_INSTRUCTIONS TO FOLLOW_. An image-free reproduction of the data below is needed: print it exactly.

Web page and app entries
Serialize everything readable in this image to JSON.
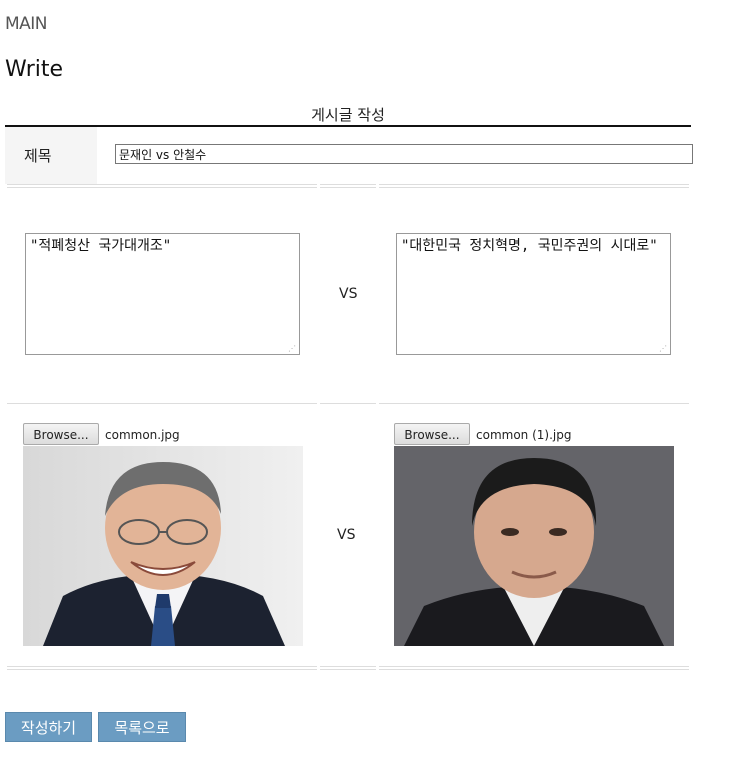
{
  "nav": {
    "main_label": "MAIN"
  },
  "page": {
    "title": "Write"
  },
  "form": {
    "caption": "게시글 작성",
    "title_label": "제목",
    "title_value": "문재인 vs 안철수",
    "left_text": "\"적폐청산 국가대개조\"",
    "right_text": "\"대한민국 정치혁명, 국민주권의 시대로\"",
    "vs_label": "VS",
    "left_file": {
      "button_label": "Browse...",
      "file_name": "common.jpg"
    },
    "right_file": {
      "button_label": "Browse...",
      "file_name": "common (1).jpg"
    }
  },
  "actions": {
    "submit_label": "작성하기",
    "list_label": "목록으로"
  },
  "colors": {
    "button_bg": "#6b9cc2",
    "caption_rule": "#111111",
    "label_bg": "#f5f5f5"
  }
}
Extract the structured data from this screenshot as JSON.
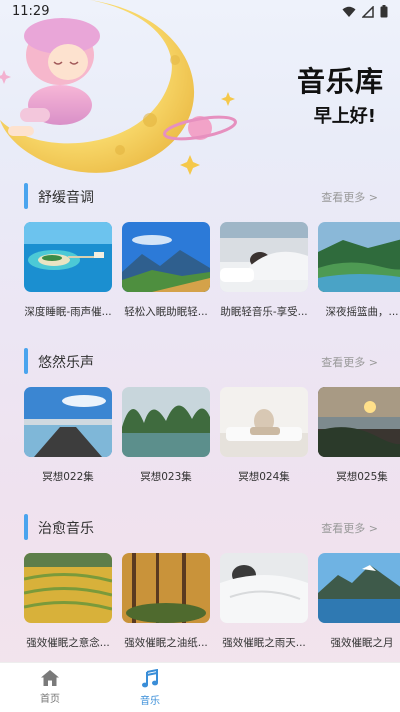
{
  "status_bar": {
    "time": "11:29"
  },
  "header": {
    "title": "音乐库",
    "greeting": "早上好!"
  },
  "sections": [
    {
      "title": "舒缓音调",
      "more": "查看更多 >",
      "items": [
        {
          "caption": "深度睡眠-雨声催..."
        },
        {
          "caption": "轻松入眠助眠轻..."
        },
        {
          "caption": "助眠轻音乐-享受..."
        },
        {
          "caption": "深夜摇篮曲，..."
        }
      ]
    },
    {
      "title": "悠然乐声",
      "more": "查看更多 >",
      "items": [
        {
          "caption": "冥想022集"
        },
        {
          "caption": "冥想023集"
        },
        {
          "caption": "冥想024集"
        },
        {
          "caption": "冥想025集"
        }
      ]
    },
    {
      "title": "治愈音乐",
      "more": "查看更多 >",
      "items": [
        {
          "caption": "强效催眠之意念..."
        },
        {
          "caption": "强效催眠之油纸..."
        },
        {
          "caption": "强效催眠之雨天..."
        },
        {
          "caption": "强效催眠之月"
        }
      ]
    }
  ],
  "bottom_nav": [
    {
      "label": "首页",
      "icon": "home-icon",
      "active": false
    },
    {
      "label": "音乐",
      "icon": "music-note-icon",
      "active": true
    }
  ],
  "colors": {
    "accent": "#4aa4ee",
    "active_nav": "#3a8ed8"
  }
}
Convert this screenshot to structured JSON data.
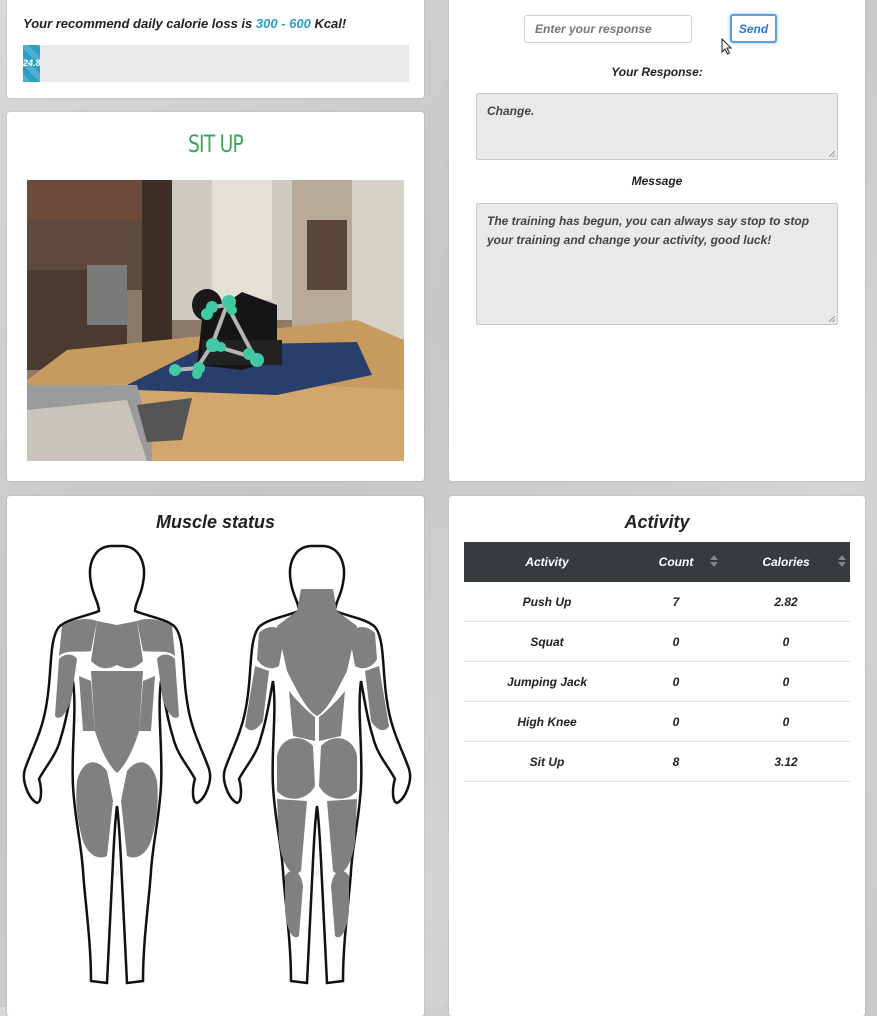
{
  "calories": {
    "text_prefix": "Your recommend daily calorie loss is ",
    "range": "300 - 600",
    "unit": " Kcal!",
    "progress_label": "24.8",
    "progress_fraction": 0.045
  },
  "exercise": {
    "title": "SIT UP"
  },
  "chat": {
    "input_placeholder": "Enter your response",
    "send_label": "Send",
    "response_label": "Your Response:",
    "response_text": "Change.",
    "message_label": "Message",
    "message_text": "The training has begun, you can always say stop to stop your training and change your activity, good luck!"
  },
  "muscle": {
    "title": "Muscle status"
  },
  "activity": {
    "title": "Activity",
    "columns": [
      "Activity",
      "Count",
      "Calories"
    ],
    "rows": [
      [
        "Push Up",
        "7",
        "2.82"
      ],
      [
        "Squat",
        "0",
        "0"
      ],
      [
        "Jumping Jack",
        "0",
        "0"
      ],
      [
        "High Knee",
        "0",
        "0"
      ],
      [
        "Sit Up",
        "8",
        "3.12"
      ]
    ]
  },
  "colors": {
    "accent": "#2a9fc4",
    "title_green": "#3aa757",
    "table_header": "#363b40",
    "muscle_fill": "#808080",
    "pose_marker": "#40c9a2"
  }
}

_TASK SOLUTION_.
Serialize everything readable in this image to JSON.
{
  "nav": {
    "main_label": "MAIN"
  },
  "page": {
    "title": "Write"
  },
  "form": {
    "caption": "게시글 작성",
    "title_label": "제목",
    "title_value": "문재인 vs 안철수",
    "left_text": "\"적폐청산 국가대개조\"",
    "right_text": "\"대한민국 정치혁명, 국민주권의 시대로\"",
    "vs_label": "VS",
    "left_file": {
      "button_label": "Browse...",
      "file_name": "common.jpg"
    },
    "right_file": {
      "button_label": "Browse...",
      "file_name": "common (1).jpg"
    }
  },
  "actions": {
    "submit_label": "작성하기",
    "list_label": "목록으로"
  },
  "colors": {
    "button_bg": "#6b9cc2",
    "caption_rule": "#111111",
    "label_bg": "#f5f5f5"
  }
}
Extract the structured data from this screenshot as JSON.
{
  "status_bar": {
    "time": "11:29"
  },
  "header": {
    "title": "音乐库",
    "greeting": "早上好!"
  },
  "sections": [
    {
      "title": "舒缓音调",
      "more": "查看更多 >",
      "items": [
        {
          "caption": "深度睡眠-雨声催..."
        },
        {
          "caption": "轻松入眠助眠轻..."
        },
        {
          "caption": "助眠轻音乐-享受..."
        },
        {
          "caption": "深夜摇篮曲，..."
        }
      ]
    },
    {
      "title": "悠然乐声",
      "more": "查看更多 >",
      "items": [
        {
          "caption": "冥想022集"
        },
        {
          "caption": "冥想023集"
        },
        {
          "caption": "冥想024集"
        },
        {
          "caption": "冥想025集"
        }
      ]
    },
    {
      "title": "治愈音乐",
      "more": "查看更多 >",
      "items": [
        {
          "caption": "强效催眠之意念..."
        },
        {
          "caption": "强效催眠之油纸..."
        },
        {
          "caption": "强效催眠之雨天..."
        },
        {
          "caption": "强效催眠之月"
        }
      ]
    }
  ],
  "bottom_nav": [
    {
      "label": "首页",
      "icon": "home-icon",
      "active": false
    },
    {
      "label": "音乐",
      "icon": "music-note-icon",
      "active": true
    }
  ],
  "colors": {
    "accent": "#4aa4ee",
    "active_nav": "#3a8ed8"
  }
}
Convert this screenshot to structured JSON data.
{
  "calories": {
    "text_prefix": "Your recommend daily calorie loss is ",
    "range": "300 - 600",
    "unit": " Kcal!",
    "progress_label": "24.8",
    "progress_fraction": 0.045
  },
  "exercise": {
    "title": "SIT UP"
  },
  "chat": {
    "input_placeholder": "Enter your response",
    "send_label": "Send",
    "response_label": "Your Response:",
    "response_text": "Change.",
    "message_label": "Message",
    "message_text": "The training has begun, you can always say stop to stop your training and change your activity, good luck!"
  },
  "muscle": {
    "title": "Muscle status"
  },
  "activity": {
    "title": "Activity",
    "columns": [
      "Activity",
      "Count",
      "Calories"
    ],
    "rows": [
      [
        "Push Up",
        "7",
        "2.82"
      ],
      [
        "Squat",
        "0",
        "0"
      ],
      [
        "Jumping Jack",
        "0",
        "0"
      ],
      [
        "High Knee",
        "0",
        "0"
      ],
      [
        "Sit Up",
        "8",
        "3.12"
      ]
    ]
  },
  "colors": {
    "accent": "#2a9fc4",
    "title_green": "#3aa757",
    "table_header": "#363b40",
    "muscle_fill": "#808080",
    "pose_marker": "#40c9a2"
  }
}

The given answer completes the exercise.